BEGIN

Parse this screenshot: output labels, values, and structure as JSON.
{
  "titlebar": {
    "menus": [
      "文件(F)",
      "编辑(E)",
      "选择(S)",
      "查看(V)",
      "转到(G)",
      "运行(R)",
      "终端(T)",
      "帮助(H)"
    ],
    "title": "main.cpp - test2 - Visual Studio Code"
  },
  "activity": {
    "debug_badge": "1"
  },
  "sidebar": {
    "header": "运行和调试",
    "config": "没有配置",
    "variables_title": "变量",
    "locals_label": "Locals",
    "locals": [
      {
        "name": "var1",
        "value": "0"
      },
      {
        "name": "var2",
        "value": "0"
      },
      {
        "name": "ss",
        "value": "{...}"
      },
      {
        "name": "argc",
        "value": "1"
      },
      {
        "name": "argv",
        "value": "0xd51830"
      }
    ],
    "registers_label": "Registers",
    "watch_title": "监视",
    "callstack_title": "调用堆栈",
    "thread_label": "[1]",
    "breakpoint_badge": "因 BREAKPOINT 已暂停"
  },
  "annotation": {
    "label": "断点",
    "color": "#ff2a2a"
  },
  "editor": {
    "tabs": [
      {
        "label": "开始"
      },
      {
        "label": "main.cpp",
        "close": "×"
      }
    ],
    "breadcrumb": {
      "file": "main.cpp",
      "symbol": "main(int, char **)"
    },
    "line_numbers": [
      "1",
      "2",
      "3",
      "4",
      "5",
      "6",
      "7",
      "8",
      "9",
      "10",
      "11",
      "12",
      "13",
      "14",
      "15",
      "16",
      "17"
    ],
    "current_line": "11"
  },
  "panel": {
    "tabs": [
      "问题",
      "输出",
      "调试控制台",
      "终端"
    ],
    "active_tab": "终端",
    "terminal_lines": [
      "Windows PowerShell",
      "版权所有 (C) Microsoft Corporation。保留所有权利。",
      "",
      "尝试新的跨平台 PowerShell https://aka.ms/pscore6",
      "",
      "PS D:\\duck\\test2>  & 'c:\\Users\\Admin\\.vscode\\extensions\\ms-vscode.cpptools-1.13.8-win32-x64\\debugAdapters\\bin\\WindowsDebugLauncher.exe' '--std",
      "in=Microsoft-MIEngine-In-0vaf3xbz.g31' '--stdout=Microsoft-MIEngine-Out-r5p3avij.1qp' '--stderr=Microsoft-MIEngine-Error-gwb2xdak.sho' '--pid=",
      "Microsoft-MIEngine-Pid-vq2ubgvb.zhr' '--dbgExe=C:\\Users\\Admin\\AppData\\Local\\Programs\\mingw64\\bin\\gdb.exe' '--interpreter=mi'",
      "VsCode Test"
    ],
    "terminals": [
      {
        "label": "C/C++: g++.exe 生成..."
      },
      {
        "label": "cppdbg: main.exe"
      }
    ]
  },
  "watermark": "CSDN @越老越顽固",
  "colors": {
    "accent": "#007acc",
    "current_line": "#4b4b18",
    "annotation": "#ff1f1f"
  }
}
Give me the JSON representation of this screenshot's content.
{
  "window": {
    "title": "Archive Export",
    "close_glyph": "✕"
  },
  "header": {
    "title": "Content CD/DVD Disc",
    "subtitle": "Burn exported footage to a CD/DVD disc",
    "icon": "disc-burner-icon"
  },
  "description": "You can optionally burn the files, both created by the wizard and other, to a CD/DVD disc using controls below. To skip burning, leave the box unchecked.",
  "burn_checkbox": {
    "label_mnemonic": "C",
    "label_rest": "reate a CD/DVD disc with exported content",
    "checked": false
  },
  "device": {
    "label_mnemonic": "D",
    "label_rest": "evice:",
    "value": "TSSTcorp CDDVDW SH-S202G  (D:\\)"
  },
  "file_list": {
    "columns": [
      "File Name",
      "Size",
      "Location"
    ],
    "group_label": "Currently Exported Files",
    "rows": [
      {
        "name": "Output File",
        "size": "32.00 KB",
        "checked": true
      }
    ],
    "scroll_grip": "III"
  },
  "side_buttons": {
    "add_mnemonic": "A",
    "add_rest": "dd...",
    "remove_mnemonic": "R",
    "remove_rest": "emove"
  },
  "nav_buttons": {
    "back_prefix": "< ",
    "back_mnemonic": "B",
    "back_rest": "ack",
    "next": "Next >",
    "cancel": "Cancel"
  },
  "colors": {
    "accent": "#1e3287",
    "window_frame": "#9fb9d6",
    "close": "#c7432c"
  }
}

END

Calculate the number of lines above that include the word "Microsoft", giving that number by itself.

**Result for this exercise:** 3